Everyone may have different ideas. I agree with you most of the views, but I am afraid of any unknown. I will never allow anything that is not clear to appear in my product. You may find this kind of "work style" from all over the world, such as Germany or Japan.
Based on the tests I've done before, if I can't guarantee that my data source (especially the fields that might be identified as connection keys) doesn't have a null value, then I won't allow any nested synthetic keys to be generated -- I'll let my program maximize data compatibility.
It's also because of this conditionality that I personally can't go any further to love the synthetic key - it gives me some concern and makes me feel troubled.
I feel you. When we started, probably because our more relational background, synthetic key tables where unexpected and took us some time to get accustomed to association vs. relation (even if theoretically is similar).
That's why most of us decided that, to get full control on our data models, big or small, easy or difficult, best was to do ourselves and don't let QlikView do for us, following the coworker example by John.
To address those null values you can find in the data model, there are ways to make sure that, when loaded into QlikView, they have some value that can be later used to create those composite keys. JOINs, ApplyMaps(), If(Len()), etc. depending on the type of null (e.g.: blank or real absence) can help you achieve this.
All in all, I think it's perfectly OK to avoid synthetic keys, and is the de facto approach for most of us. Practically speaking, the trade off is very little, if it exists at all, and will create a better readable code for you and anyone else working with you on those QlikView apps.
While I've not used this, another way to handle nulls is with NullAsValue. You tell it which fields you want it to apply to, and for those specific fields, nulls will link to nulls as if they were values.
As you said, when I want to match null values, this is an alternative. But when I don't want null values to match, I can't do this, and I also can't to use synthetic keys.
At the same time, I will also worry that my tests and induction are not enough. I'm just doing a simple exclusion. I'm not sure that there will be no accidents as long as there is no null value in synthetic keys.
I seem to have found some benefits about automatically generated Synthetic Keys. The premise is that we need to give up our love for some of the computer hardware resources.
We often hear complaints that they take up terrible hardware resources and lead to server crashes. In fact, they never "waste" these resources. They have the amount of information that is worth the resources they occupy.
Imagine a scenario where our tables need a combination key to associate, but at the same time our front-end logic refers to each sub-column of the combination key separately.

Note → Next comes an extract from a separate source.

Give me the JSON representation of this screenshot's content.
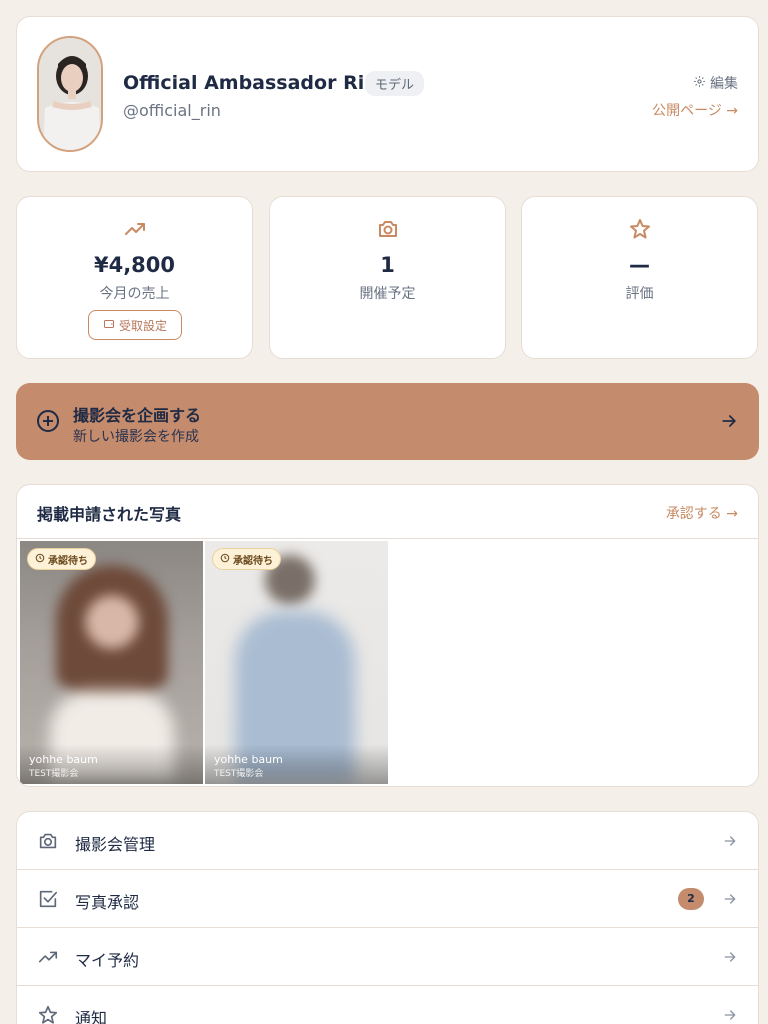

Synthetic Keys not only generates composite keys, but also preserves the complete information of all sub-columns. When your front end references these sub-columns, these information becomes particularly important.
When you really need this information, you will find that your manual modification can easily lead to errors and loss of necessary information. And you'll also find that your clumsy modifications won't save more resources for the computer.

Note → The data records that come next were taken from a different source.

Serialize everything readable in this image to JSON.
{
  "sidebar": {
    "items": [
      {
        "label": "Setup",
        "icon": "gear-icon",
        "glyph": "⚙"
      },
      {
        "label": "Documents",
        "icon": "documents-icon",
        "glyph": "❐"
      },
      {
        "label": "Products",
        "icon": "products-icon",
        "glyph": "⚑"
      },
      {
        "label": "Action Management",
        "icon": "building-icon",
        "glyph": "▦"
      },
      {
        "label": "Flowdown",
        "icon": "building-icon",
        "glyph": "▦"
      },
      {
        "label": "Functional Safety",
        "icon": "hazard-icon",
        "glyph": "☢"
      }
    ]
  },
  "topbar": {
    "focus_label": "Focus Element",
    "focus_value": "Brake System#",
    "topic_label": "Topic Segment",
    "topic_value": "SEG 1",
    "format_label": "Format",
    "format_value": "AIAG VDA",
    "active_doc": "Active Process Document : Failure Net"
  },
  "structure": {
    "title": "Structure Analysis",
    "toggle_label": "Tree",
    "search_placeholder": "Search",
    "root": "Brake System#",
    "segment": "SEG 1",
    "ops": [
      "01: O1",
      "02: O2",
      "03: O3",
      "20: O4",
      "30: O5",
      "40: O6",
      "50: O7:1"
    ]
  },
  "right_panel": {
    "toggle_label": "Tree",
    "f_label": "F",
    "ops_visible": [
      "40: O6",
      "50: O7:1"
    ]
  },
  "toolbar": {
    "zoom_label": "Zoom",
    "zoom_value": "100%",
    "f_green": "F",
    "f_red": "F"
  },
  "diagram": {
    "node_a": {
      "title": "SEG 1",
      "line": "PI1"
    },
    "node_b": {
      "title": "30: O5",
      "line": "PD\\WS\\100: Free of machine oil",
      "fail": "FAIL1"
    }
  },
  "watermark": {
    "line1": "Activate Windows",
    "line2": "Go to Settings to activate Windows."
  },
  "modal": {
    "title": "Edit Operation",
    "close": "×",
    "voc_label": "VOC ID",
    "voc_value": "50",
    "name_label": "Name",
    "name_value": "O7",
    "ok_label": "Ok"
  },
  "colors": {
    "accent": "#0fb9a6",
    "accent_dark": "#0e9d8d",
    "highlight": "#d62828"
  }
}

Looking back at the previous complaints, the fundamental reason is that they do not need all the information contained in Synthetic Keys. Their needs may be very simple - they just want to associate those tables correctly.
So I would like to state that the waste of hardware resources is not Synthetic Keys itself, but you are using a dragon sword to kill chickens.
BTW, I'm still worried about Synthetic Keys' behavior towards null values. This is something I can't let go of, although Synthetic Keys seem to have the above advantages.
I hate the new version of the community, which makes it difficult for me to format text and doesn't allow me to upload QVW files.